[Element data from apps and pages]
____________
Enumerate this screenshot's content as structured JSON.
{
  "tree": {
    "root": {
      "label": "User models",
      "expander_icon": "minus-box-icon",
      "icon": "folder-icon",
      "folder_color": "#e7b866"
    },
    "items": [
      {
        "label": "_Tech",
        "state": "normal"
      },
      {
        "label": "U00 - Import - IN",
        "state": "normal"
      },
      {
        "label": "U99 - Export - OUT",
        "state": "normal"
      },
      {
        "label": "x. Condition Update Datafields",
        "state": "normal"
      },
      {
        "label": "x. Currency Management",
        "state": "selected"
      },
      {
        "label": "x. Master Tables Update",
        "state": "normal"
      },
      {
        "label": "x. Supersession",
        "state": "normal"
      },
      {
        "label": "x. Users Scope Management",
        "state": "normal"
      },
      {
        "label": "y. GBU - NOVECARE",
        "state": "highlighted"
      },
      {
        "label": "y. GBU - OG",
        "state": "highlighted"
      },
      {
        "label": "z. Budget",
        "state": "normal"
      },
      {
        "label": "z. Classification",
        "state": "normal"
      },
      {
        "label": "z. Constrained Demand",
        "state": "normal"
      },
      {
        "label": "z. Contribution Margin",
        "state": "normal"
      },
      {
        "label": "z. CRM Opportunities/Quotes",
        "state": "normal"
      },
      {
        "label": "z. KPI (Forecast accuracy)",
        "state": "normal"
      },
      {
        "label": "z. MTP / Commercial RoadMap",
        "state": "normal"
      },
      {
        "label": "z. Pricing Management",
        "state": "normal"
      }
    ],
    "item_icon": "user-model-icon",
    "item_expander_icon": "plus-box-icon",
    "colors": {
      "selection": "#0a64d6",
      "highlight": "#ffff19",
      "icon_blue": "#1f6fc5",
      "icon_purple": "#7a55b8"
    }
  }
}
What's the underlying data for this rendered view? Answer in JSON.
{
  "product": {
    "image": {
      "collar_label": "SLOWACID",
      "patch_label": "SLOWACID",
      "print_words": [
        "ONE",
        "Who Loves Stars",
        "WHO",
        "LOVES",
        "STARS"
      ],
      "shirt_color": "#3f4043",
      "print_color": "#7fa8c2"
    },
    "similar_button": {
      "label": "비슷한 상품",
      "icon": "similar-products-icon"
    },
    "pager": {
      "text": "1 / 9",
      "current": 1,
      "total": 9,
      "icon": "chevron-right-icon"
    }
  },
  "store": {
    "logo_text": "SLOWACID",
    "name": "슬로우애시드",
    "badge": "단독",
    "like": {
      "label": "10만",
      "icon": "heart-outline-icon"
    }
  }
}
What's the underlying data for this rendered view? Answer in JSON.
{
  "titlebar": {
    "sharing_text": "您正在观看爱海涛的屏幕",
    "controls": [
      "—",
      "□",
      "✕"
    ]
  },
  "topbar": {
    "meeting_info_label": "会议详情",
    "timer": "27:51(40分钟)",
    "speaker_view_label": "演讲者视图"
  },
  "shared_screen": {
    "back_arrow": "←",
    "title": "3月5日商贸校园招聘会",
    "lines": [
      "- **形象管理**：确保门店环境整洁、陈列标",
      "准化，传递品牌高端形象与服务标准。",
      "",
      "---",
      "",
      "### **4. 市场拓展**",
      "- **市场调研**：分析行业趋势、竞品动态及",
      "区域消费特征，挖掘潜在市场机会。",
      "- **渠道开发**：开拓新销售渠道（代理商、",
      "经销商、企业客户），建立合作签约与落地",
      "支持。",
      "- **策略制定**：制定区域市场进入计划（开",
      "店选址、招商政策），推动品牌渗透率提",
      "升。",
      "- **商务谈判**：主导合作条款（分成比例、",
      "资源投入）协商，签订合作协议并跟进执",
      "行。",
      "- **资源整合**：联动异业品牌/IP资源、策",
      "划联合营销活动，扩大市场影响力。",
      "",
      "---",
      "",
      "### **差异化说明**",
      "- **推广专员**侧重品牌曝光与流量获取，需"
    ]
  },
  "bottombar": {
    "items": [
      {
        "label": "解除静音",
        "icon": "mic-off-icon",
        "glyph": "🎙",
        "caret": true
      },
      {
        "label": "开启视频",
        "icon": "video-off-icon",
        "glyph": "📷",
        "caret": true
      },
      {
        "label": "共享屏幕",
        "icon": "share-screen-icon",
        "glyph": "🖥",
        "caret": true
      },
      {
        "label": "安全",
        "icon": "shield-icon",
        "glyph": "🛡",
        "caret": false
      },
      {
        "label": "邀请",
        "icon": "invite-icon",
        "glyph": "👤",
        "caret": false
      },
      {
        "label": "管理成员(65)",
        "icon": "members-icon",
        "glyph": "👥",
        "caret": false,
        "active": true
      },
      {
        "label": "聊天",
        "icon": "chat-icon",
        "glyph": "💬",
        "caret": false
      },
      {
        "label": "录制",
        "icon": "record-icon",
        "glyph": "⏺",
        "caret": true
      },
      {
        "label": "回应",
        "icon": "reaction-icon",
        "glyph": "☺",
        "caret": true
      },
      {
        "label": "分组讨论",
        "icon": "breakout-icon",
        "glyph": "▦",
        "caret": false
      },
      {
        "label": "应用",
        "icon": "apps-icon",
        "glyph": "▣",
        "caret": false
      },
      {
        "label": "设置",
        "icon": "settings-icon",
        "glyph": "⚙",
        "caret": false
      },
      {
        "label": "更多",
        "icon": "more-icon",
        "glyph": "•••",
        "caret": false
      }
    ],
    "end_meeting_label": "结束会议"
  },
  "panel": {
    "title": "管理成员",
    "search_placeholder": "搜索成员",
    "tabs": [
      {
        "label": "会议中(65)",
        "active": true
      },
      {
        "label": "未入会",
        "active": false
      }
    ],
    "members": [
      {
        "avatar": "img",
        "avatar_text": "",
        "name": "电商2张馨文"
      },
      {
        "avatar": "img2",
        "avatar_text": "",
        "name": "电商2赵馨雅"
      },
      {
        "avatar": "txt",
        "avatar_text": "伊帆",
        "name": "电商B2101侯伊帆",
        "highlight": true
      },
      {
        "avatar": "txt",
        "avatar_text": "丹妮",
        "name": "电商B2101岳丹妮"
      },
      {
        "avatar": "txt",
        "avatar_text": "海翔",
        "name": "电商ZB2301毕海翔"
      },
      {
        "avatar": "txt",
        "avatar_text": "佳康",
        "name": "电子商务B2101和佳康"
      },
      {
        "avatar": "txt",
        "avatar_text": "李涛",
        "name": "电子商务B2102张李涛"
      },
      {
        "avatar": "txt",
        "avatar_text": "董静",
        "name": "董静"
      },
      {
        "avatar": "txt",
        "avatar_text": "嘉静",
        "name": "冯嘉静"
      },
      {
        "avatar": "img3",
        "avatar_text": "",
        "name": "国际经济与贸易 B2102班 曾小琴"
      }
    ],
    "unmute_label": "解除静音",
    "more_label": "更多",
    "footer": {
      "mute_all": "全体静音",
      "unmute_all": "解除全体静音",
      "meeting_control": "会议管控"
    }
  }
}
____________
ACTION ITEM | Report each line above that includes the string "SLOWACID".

RESULT |
      "collar_label": "SLOWACID",
      "patch_label": "SLOWACID",
    "logo_text": "SLOWACID",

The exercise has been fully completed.